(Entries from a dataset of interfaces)

= = =

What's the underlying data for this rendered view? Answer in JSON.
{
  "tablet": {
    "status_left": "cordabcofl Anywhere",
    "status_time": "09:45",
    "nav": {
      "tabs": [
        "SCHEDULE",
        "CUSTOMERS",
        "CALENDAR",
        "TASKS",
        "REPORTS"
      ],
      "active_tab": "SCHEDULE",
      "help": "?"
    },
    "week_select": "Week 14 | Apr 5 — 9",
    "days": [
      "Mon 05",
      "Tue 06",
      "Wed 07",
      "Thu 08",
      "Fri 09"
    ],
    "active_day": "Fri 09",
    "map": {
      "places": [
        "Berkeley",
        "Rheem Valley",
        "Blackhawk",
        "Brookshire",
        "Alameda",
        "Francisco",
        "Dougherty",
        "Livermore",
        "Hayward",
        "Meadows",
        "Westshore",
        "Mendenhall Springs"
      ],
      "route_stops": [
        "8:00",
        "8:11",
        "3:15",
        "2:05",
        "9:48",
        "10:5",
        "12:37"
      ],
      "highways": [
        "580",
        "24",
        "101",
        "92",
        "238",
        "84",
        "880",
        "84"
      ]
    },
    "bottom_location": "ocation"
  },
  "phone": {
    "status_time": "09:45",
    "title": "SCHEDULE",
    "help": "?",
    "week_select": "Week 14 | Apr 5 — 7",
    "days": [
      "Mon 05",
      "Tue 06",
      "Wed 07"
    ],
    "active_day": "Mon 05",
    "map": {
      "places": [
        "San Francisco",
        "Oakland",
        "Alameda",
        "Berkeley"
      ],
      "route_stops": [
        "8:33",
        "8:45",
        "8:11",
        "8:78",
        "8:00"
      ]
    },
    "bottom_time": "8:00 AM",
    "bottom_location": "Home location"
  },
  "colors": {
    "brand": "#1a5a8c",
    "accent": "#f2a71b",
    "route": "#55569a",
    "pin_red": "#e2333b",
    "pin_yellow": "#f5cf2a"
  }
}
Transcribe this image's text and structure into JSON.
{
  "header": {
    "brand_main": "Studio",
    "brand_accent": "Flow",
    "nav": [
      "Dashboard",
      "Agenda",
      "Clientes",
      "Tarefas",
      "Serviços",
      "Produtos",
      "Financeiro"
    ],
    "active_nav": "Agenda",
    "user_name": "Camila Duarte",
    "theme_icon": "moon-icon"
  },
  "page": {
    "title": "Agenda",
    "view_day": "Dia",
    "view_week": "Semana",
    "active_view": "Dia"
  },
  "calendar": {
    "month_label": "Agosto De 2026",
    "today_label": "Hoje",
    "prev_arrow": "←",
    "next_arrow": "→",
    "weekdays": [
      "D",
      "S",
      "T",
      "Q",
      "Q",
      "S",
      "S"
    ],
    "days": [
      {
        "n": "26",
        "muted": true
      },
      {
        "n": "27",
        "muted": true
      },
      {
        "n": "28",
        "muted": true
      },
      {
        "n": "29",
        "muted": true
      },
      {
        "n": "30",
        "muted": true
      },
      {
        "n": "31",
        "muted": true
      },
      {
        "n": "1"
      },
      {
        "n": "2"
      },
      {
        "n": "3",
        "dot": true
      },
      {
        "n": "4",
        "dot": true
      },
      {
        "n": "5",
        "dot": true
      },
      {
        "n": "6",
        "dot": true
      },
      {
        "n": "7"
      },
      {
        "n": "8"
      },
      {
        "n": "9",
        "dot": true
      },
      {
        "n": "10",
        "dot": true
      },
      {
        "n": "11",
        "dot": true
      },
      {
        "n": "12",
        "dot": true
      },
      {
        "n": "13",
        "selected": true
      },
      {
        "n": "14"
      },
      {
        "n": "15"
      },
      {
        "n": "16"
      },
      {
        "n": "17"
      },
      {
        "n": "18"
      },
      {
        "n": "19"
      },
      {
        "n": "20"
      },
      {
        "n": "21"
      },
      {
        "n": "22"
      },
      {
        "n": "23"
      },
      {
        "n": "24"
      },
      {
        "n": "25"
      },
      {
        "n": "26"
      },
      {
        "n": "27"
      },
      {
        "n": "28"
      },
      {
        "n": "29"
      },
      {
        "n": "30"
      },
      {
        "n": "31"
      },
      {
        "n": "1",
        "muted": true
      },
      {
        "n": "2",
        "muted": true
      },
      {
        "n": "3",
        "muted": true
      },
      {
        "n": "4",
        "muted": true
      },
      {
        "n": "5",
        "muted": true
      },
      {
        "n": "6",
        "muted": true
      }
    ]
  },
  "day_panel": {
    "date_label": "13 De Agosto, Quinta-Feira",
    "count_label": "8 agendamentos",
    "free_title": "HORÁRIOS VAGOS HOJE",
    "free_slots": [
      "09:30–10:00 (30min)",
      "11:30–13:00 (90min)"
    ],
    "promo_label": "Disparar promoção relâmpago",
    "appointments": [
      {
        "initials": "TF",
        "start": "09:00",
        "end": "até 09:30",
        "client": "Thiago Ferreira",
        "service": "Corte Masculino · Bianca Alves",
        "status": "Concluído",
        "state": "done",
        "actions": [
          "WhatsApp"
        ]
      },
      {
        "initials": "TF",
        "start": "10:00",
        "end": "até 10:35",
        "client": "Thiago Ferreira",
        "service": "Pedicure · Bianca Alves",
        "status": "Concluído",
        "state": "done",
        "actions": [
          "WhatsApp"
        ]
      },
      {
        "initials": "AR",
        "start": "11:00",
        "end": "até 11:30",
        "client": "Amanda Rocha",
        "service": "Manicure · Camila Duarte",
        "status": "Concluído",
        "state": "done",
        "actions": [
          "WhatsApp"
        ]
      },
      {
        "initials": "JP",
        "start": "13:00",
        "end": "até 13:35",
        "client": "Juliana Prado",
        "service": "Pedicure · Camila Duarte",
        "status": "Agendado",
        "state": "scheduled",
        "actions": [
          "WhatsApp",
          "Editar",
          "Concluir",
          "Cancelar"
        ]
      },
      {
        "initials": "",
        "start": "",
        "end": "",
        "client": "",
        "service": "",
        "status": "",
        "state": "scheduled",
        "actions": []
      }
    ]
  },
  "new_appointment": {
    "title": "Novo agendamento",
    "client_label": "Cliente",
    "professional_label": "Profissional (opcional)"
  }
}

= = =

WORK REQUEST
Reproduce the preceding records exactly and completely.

THE ANSWER
What's the underlying data for this rendered view? Answer in JSON.
{
  "tablet": {
    "status_left": "cordabcofl Anywhere",
    "status_time": "09:45",
    "nav": {
      "tabs": [
        "SCHEDULE",
        "CUSTOMERS",
        "CALENDAR",
        "TASKS",
        "REPORTS"
      ],
      "active_tab": "SCHEDULE",
      "help": "?"
    },
    "week_select": "Week 14 | Apr 5 — 9",
    "days": [
      "Mon 05",
      "Tue 06",
      "Wed 07",
      "Thu 08",
      "Fri 09"
    ],
    "active_day": "Fri 09",
    "map": {
      "places": [
        "Berkeley",
        "Rheem Valley",
        "Blackhawk",
        "Brookshire",
        "Alameda",
        "Francisco",
        "Dougherty",
        "Livermore",
        "Hayward",
        "Meadows",
        "Westshore",
        "Mendenhall Springs"
      ],
      "route_stops": [
        "8:00",
        "8:11",
        "3:15",
        "2:05",
        "9:48",
        "10:5",
        "12:37"
      ],
      "highways": [
        "580",
        "24",
        "101",
        "92",
        "238",
        "84",
        "880",
        "84"
      ]
    },
    "bottom_location": "ocation"
  },
  "phone": {
    "status_time": "09:45",
    "title": "SCHEDULE",
    "help": "?",
    "week_select": "Week 14 | Apr 5 — 7",
    "days": [
      "Mon 05",
      "Tue 06",
      "Wed 07"
    ],
    "active_day": "Mon 05",
    "map": {
      "places": [
        "San Francisco",
        "Oakland",
        "Alameda",
        "Berkeley"
      ],
      "route_stops": [
        "8:33",
        "8:45",
        "8:11",
        "8:78",
        "8:00"
      ]
    },
    "bottom_time": "8:00 AM",
    "bottom_location": "Home location"
  },
  "colors": {
    "brand": "#1a5a8c",
    "accent": "#f2a71b",
    "route": "#55569a",
    "pin_red": "#e2333b",
    "pin_yellow": "#f5cf2a"
  }
}
Transcribe this image's text and structure into JSON.
{
  "header": {
    "brand_main": "Studio",
    "brand_accent": "Flow",
    "nav": [
      "Dashboard",
      "Agenda",
      "Clientes",
      "Tarefas",
      "Serviços",
      "Produtos",
      "Financeiro"
    ],
    "active_nav": "Agenda",
    "user_name": "Camila Duarte",
    "theme_icon": "moon-icon"
  },
  "page": {
    "title": "Agenda",
    "view_day": "Dia",
    "view_week": "Semana",
    "active_view": "Dia"
  },
  "calendar": {
    "month_label": "Agosto De 2026",
    "today_label": "Hoje",
    "prev_arrow": "←",
    "next_arrow": "→",
    "weekdays": [
      "D",
      "S",
      "T",
      "Q",
      "Q",
      "S",
      "S"
    ],
    "days": [
      {
        "n": "26",
        "muted": true
      },
      {
        "n": "27",
        "muted": true
      },
      {
        "n": "28",
        "muted": true
      },
      {
        "n": "29",
        "muted": true
      },
      {
        "n": "30",
        "muted": true
      },
      {
        "n": "31",
        "muted": true
      },
      {
        "n": "1"
      },
      {
        "n": "2"
      },
      {
        "n": "3",
        "dot": true
      },
      {
        "n": "4",
        "dot": true
      },
      {
        "n": "5",
        "dot": true
      },
      {
        "n": "6",
        "dot": true
      },
      {
        "n": "7"
      },
      {
        "n": "8"
      },
      {
        "n": "9",
        "dot": true
      },
      {
        "n": "10",
        "dot": true
      },
      {
        "n": "11",
        "dot": true
      },
      {
        "n": "12",
        "dot": true
      },
      {
        "n": "13",
        "selected": true
      },
      {
        "n": "14"
      },
      {
        "n": "15"
      },
      {
        "n": "16"
      },
      {
        "n": "17"
      },
      {
        "n": "18"
      },
      {
        "n": "19"
      },
      {
        "n": "20"
      },
      {
        "n": "21"
      },
      {
        "n": "22"
      },
      {
        "n": "23"
      },
      {
        "n": "24"
      },
      {
        "n": "25"
      },
      {
        "n": "26"
      },
      {
        "n": "27"
      },
      {
        "n": "28"
      },
      {
        "n": "29"
      },
      {
        "n": "30"
      },
      {
        "n": "31"
      },
      {
        "n": "1",
        "muted": true
      },
      {
        "n": "2",
        "muted": true
      },
      {
        "n": "3",
        "muted": true
      },
      {
        "n": "4",
        "muted": true
      },
      {
        "n": "5",
        "muted": true
      },
      {
        "n": "6",
        "muted": true
      }
    ]
  },
  "day_panel": {
    "date_label": "13 De Agosto, Quinta-Feira",
    "count_label": "8 agendamentos",
    "free_title": "HORÁRIOS VAGOS HOJE",
    "free_slots": [
      "09:30–10:00 (30min)",
      "11:30–13:00 (90min)"
    ],
    "promo_label": "Disparar promoção relâmpago",
    "appointments": [
      {
        "initials": "TF",
        "start": "09:00",
        "end": "até 09:30",
        "client": "Thiago Ferreira",
        "service": "Corte Masculino · Bianca Alves",
        "status": "Concluído",
        "state": "done",
        "actions": [
          "WhatsApp"
        ]
      },
      {
        "initials": "TF",
        "start": "10:00",
        "end": "até 10:35",
        "client": "Thiago Ferreira",
        "service": "Pedicure · Bianca Alves",
        "status": "Concluído",
        "state": "done",
        "actions": [
          "WhatsApp"
        ]
      },
      {
        "initials": "AR",
        "start": "11:00",
        "end": "até 11:30",
        "client": "Amanda Rocha",
        "service": "Manicure · Camila Duarte",
        "status": "Concluído",
        "state": "done",
        "actions": [
          "WhatsApp"
        ]
      },
      {
        "initials": "JP",
        "start": "13:00",
        "end": "até 13:35",
        "client": "Juliana Prado",
        "service": "Pedicure · Camila Duarte",
        "status": "Agendado",
        "state": "scheduled",
        "actions": [
          "WhatsApp",
          "Editar",
          "Concluir",
          "Cancelar"
        ]
      },
      {
        "initials": "",
        "start": "",
        "end": "",
        "client": "",
        "service": "",
        "status": "",
        "state": "scheduled",
        "actions": []
      }
    ]
  },
  "new_appointment": {
    "title": "Novo agendamento",
    "client_label": "Cliente",
    "professional_label": "Profissional (opcional)"
  }
}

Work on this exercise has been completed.